▸ What is needed: As the answer, give every line of the records that includes the word "description".

Data extracted from a collection
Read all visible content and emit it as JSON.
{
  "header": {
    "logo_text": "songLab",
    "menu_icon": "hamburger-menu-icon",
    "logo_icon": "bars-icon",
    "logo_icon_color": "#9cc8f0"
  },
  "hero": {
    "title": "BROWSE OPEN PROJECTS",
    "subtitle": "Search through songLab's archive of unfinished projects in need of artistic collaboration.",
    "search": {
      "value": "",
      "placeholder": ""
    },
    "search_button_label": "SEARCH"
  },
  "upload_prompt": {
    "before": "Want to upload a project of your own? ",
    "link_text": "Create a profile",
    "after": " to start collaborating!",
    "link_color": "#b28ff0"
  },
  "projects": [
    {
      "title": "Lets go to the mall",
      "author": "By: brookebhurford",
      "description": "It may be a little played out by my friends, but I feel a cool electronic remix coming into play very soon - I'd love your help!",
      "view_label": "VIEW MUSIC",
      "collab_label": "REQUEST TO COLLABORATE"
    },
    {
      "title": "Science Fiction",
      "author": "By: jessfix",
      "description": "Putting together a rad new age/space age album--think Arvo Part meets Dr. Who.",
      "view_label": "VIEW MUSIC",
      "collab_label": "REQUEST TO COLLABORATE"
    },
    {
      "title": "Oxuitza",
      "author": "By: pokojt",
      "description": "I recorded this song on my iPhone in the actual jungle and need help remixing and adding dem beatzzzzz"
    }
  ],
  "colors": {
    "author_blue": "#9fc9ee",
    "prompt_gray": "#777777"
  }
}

▸ Solution to the problem:
      "description": "It may be a little played out by my friends, but I feel a cool electronic remix coming into play very soon - I'd love your help!",
      "description": "Putting together a rad new age/space age album--think Arvo Part meets Dr. Who.",
      "description": "I recorded this song on my iPhone in the actual jungle and need help remixing and adding dem beatzzzzz"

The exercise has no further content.